But Britain is not the only nation in the vanguard of nihilism. World Jewry exceeds even Britain in rootlessness, commercialism, and calculation. Thus of all nations, the Jews are the best adapted to the spirit of modernity to rise to a position of leadership. This is why Heidegger says that that “question of the role of world Jewry is not racial, but . . . metaphysical.” Jews enjoy power and influence in modernity because of their long cultural adaptation to being a diaspora people and their collective will-to-power and sense they are destined for world rulership. Racial factors like IQ can’t hurt, but they do not explain why Jews gravitated toward banking, the media, and culture-creation, while other market-dominant diaspora peoples gravitated toward cheap hotels and hardware stores. Jews are powerful because they are “the type of humanity that can accept the world-historical ‘task’ of uprooting all beings from Being.” Jews then, really are a “chosen people” after all: “chosen” by the historical process to spread technological nihilism to the four corners of the earth.
The Jews, with their marked talent for calculation, have “lived” longer than anyone by the principle of race, which is why they are resisting its consistent application with utmost violence. The establishment [Einrichtung] of racial breeding [eugenics] does not stem from “life” itself, but from the overpowering of life through machination. What it pushes forward with such a plan is the complete deracialization of all peoples by clamping them into a uniformly constructed and tailored establishment [Einrichtung] of all beings. At one with de-racialization is the self-alienation of peoples—the loss of history—i.e., the decision realms of Be-ing. (circa 1939; GA 96: 56; my trans.)
Here Heidegger observes a classic Jewish double standard. Jews have practiced racism and eugenics longer than any other nation, yet they oppose the racism and eugenics of other peoples.

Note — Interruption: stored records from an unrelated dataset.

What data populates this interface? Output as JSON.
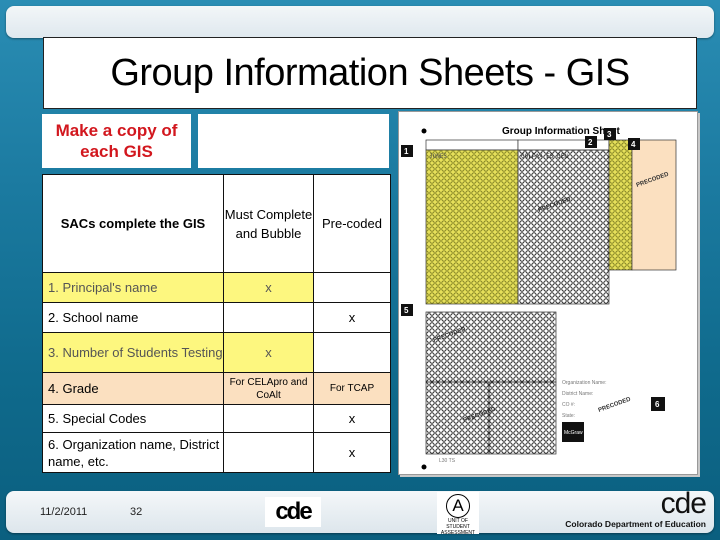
{
  "slide": {
    "title": "Group Information Sheets - GIS",
    "copy_note": "Make a copy of each GIS"
  },
  "table": {
    "header": {
      "main": "SACs complete the GIS",
      "col2": "Must Complete and Bubble",
      "col3": "Pre-coded"
    },
    "rows": [
      {
        "item": "1.  Principal's name",
        "must_complete": "x",
        "pre_coded": "",
        "highlight": "yellow"
      },
      {
        "item": "2.  School name",
        "must_complete": "",
        "pre_coded": "x",
        "highlight": "none"
      },
      {
        "item": "3.  Number of Students Testing",
        "must_complete": "x",
        "pre_coded": "",
        "highlight": "yellow"
      },
      {
        "item": "4.   Grade",
        "must_complete": "For CELApro and CoAlt",
        "pre_coded": "For TCAP",
        "highlight": "orange"
      },
      {
        "item": "5.  Special Codes",
        "must_complete": "",
        "pre_coded": "x",
        "highlight": "none"
      },
      {
        "item": "6.  Organization name, District name, etc.",
        "must_complete": "",
        "pre_coded": "x",
        "highlight": "none"
      }
    ]
  },
  "sheet_image": {
    "title": "Group Information Sheet",
    "section_numbers": [
      "1",
      "2",
      "3",
      "4",
      "5",
      "6"
    ],
    "principal_name_value": "JONES",
    "school_name_value": "COLFAX ES DEN",
    "stamp": "PRECODED",
    "labels": [
      "Organization Name:",
      "District Name:",
      "CO #:",
      "State:"
    ],
    "publisher": "McGraw Hill",
    "form_code": "L30 TS"
  },
  "footer": {
    "date": "11/2/2011",
    "page": "32",
    "logo_small": "cde",
    "usa_logo_letter": "A",
    "usa_logo_text": "UNIT OF STUDENT ASSESSMENT",
    "logo_big": "cde",
    "org_name": "Colorado Department of Education"
  },
  "colors": {
    "highlight_yellow": "#fdf77f",
    "highlight_orange": "#fbe0c0",
    "copy_note_red": "#d2171e",
    "header_navy": "#1b1f6b",
    "background_teal": "#1b7aa0"
  }
}
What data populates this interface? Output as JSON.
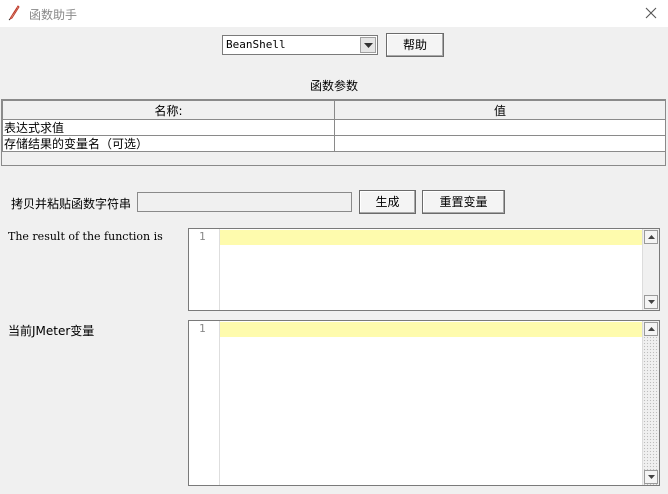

But Heidegger’s main point is that eugenics is not a manifestation of the life force, but of the domination of life by modernity, i.e., by technological nihilism. But if eugenics is a manifestation of technological nihilism, then one cannot use eugenics to fight against it.
If eugenics is a manifestation of technological nihilism, what does it lead to? Heidegger speaks of uniformity and deracialization, but he does not really explain them. Perhaps, though, we can understand them along the following lines. If people can choose the traits of their children, will they choose to make them more fit or less fit for functioning in the modern world? Clearly the tendency will be to make children more adapted to modernity. But modernity is rootless, globalized, calculating, and nihilistic. Thus any people that practices eugenics in the modern age will tend to deracialize itself and to converge toward the creation of a homogeneous global modern man. In other words, there will be a tendency to become more and more like Jews. Which means that eugenics is a form of nihilism, not an alternative to it. The better adapted we are to modernity, the further we are from understanding the sources of modernity and its alternatives, namely “the decision realms of Be-ing.”
How, then, can we fight against technological nihilism without falling back into it? This is the topic of Heidegger’s last three passages, which we will examine in our final installment.